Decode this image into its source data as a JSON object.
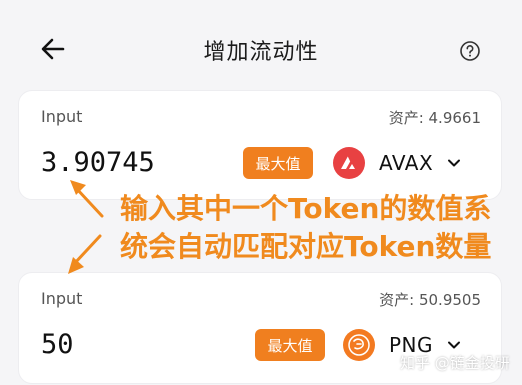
{
  "header": {
    "title": "增加流动性",
    "back_icon": "arrow-left-icon",
    "help_icon": "question-circle-icon"
  },
  "input_top": {
    "label": "Input",
    "balance": "资产: 4.9661",
    "amount": "3.90745",
    "max_label": "最大值",
    "token": "AVAX",
    "token_icon": "avax-logo-icon"
  },
  "input_bottom": {
    "label": "Input",
    "balance": "资产: 50.9505",
    "amount": "50",
    "max_label": "最大值",
    "token": "PNG",
    "token_icon": "png-logo-icon"
  },
  "annotation": {
    "line1": "输入其中一个Token的数值系",
    "line2": "统会自动匹配对应Token数量"
  },
  "watermark": "知乎 @链金投研",
  "colors": {
    "accent": "#f07f1f",
    "avax": "#e84142",
    "png": "#f37a21",
    "annotation": "#f08a1e"
  }
}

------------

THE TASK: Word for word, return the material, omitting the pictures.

WRITTEN REPLY:
Decode this image into its source data as a JSON object.
{
  "header": {
    "title": "增加流动性",
    "back_icon": "arrow-left-icon",
    "help_icon": "question-circle-icon"
  },
  "input_top": {
    "label": "Input",
    "balance": "资产: 4.9661",
    "amount": "3.90745",
    "max_label": "最大值",
    "token": "AVAX",
    "token_icon": "avax-logo-icon"
  },
  "input_bottom": {
    "label": "Input",
    "balance": "资产: 50.9505",
    "amount": "50",
    "max_label": "最大值",
    "token": "PNG",
    "token_icon": "png-logo-icon"
  },
  "annotation": {
    "line1": "输入其中一个Token的数值系",
    "line2": "统会自动匹配对应Token数量"
  },
  "watermark": "知乎 @链金投研",
  "colors": {
    "accent": "#f07f1f",
    "avax": "#e84142",
    "png": "#f37a21",
    "annotation": "#f08a1e"
  }
}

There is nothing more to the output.